▸ **Activity**: Pictures aside, write every record out again word for word.

▸ **Extracted data**:
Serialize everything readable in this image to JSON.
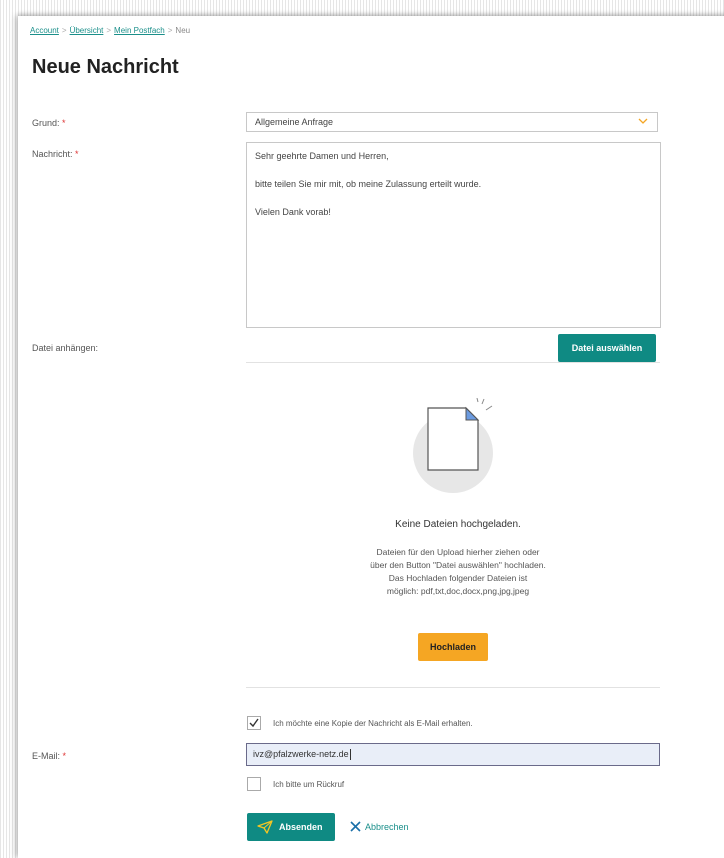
{
  "breadcrumb": {
    "items": [
      "Account",
      "Übersicht",
      "Mein Postfach"
    ],
    "current": "Neu",
    "separator": ">"
  },
  "page_title": "Neue Nachricht",
  "form": {
    "reason_label": "Grund:",
    "reason_value": "Allgemeine Anfrage",
    "message_label": "Nachricht:",
    "message_lines": [
      "Sehr geehrte Damen und Herren,",
      "bitte teilen Sie mir mit, ob meine Zulassung erteilt wurde.",
      "Vielen Dank vorab!"
    ],
    "attach_label": "Datei anhängen:",
    "choose_file_button": "Datei auswählen",
    "no_files_title": "Keine Dateien hochgeladen.",
    "upload_hint_lines": [
      "Dateien für den Upload hierher ziehen oder",
      "über den Button \"Datei auswählen\" hochladen.",
      "Das Hochladen folgender Dateien ist",
      "möglich: pdf,txt,doc,docx,png,jpg,jpeg"
    ],
    "upload_button": "Hochladen",
    "copy_checkbox_label": "Ich möchte eine Kopie der Nachricht als E-Mail erhalten.",
    "copy_checked": true,
    "email_label": "E-Mail:",
    "email_value": "ivz@pfalzwerke-netz.de",
    "callback_checkbox_label": "Ich bitte um Rückruf",
    "callback_checked": false,
    "submit_button": "Absenden",
    "cancel_link": "Abbrechen",
    "required_marker": "*"
  },
  "colors": {
    "accent_teal": "#0f8a83",
    "accent_orange": "#f5a623",
    "required_red": "#dd3333"
  },
  "icons": {
    "select_chevron": "chevron-down-icon",
    "file": "document-icon",
    "submit": "paper-plane-icon",
    "cancel": "close-icon",
    "check": "check-icon"
  }
}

▸ **Output below**:
Serialize everything readable in this image to JSON.
{
  "breadcrumb": {
    "items": [
      "Account",
      "Übersicht",
      "Mein Postfach"
    ],
    "current": "Neu",
    "separator": ">"
  },
  "page_title": "Neue Nachricht",
  "form": {
    "reason_label": "Grund:",
    "reason_value": "Allgemeine Anfrage",
    "message_label": "Nachricht:",
    "message_lines": [
      "Sehr geehrte Damen und Herren,",
      "bitte teilen Sie mir mit, ob meine Zulassung erteilt wurde.",
      "Vielen Dank vorab!"
    ],
    "attach_label": "Datei anhängen:",
    "choose_file_button": "Datei auswählen",
    "no_files_title": "Keine Dateien hochgeladen.",
    "upload_hint_lines": [
      "Dateien für den Upload hierher ziehen oder",
      "über den Button \"Datei auswählen\" hochladen.",
      "Das Hochladen folgender Dateien ist",
      "möglich: pdf,txt,doc,docx,png,jpg,jpeg"
    ],
    "upload_button": "Hochladen",
    "copy_checkbox_label": "Ich möchte eine Kopie der Nachricht als E-Mail erhalten.",
    "copy_checked": true,
    "email_label": "E-Mail:",
    "email_value": "ivz@pfalzwerke-netz.de",
    "callback_checkbox_label": "Ich bitte um Rückruf",
    "callback_checked": false,
    "submit_button": "Absenden",
    "cancel_link": "Abbrechen",
    "required_marker": "*"
  },
  "colors": {
    "accent_teal": "#0f8a83",
    "accent_orange": "#f5a623",
    "required_red": "#dd3333"
  },
  "icons": {
    "select_chevron": "chevron-down-icon",
    "file": "document-icon",
    "submit": "paper-plane-icon",
    "cancel": "close-icon",
    "check": "check-icon"
  }
}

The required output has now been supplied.